Ridgeview Jr./Sr. High School has been given a great opportunity to be able to work with a handful of nurses from the Mennonite College of Nursing at Illinois State University. The student nurses come to Ridgeview every Wednesday. Mrs. Schultz’s Health Education classes work with the nurses on a variety of topics. Last week, the nurses came in and talked about blood pressure with the students. They also took the students blood pressure. Then, the students were able to get to practice some hands on experience taking someone else’s blood pressure. The student nurses also did a personal hygiene presentation to all 6th-8th graders in Mr. Ruiz’s classroom. Each student went home with a personal hygiene kit that contained a; toothbrush, toothpaste, bar of soap, shampoo/conditioner, and deodorant. Thank you ISU Student Nurses!

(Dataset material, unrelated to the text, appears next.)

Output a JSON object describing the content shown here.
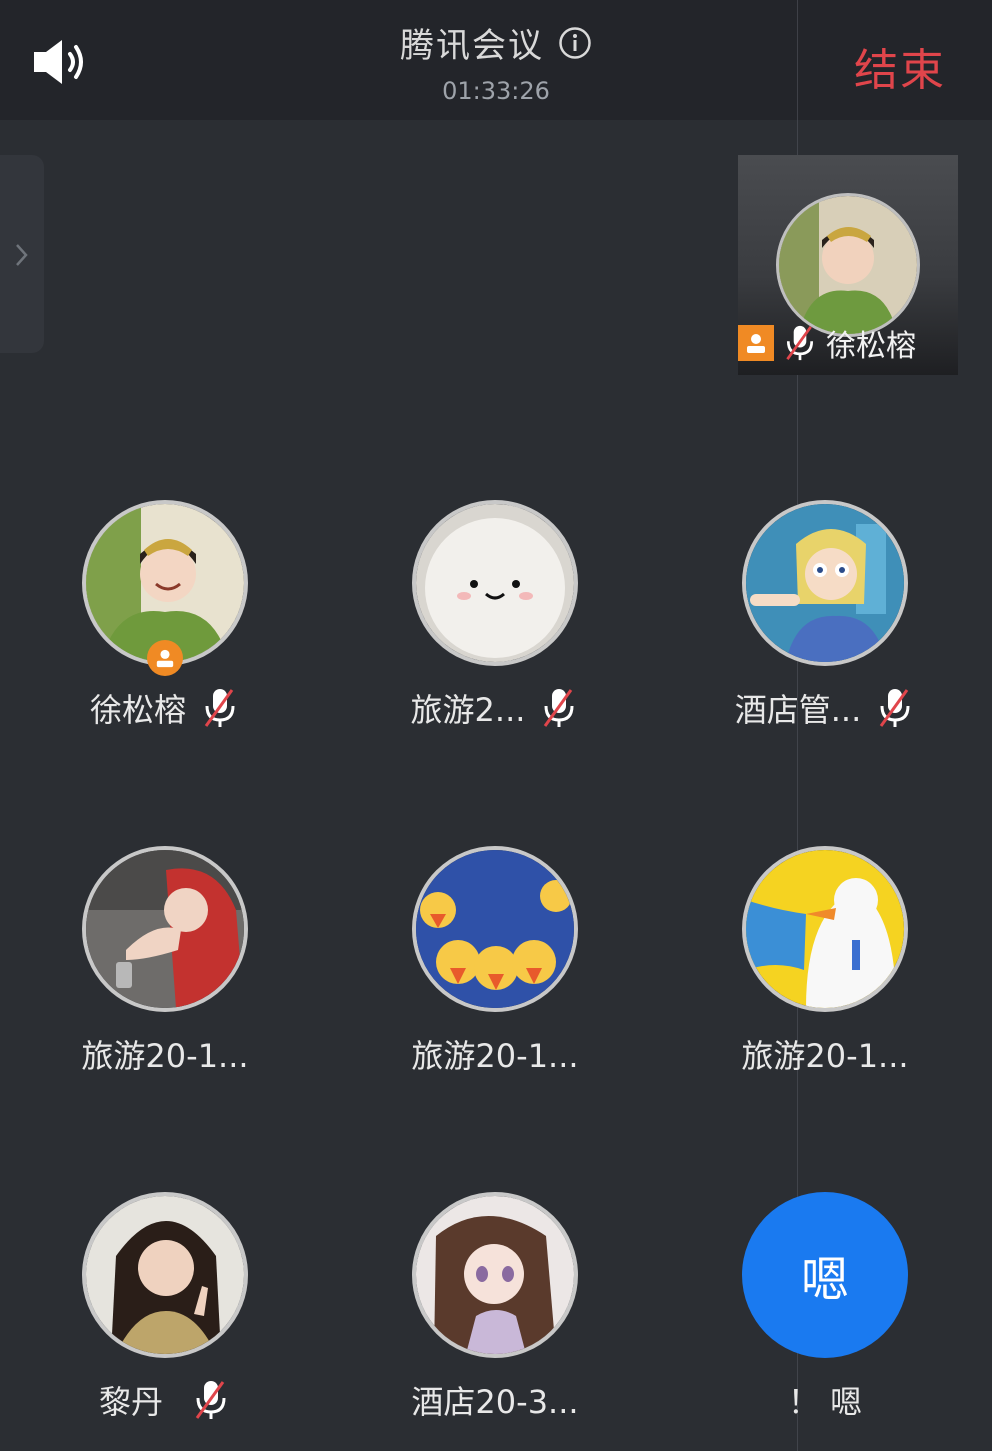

Do you often wonder what your blood pressure numbers mean? Doctors call them systolic (the top number) and diastolic (the bottom number) blood pressure.Knowing both is important and could save your life.
What Does the Systolic Blood Pressure Number Mean?
When your heart beats, it squeezes and pushes blood through your arteries to the rest of your body. This force creates pressure on those blood vessels, and that's your systolic blood pressure. A normal systolic pressure is below 120. A reading of 140 or more is high blood pressure (also called hypertension).
What Does the Diastolic Blood Pressure Number Mean?
The diastolic reading, or the bottom number, is the pressure in the arteries when the heart rests between beats. This is the time when the heart fills with blood and gets oxygen. A normal diastolic blood pressure is lower than 80. 90 or higher is high blood pressure.
Mrs. Schultz's HS Health class is learning about the Body Systems. Currently, the students are learning about the Skeletal System. Did you know there are 206 bones in the body? After learning about how the skeletal system works, how it protects internal tissues and organs from damage,
and how our bones continue to grow, both in length and in thickness, until approximately age 25, the students started a 'Skeleton Man' project. This hands on activity helps the students recall information, memorize different bones in the body, and shows their creativity.
Mennonite nursing students teach students the importance of hand washing and covering their cough in Mrs. House's third grade class. (picture 1 & 2) The ribbons are 3 feet long demonstrating how far germs from a cough can spread if not covered!
Mr. Ruiz's students (picture 3) play a health game with Mennonite Nursing students following a lesson on healthy eating tips!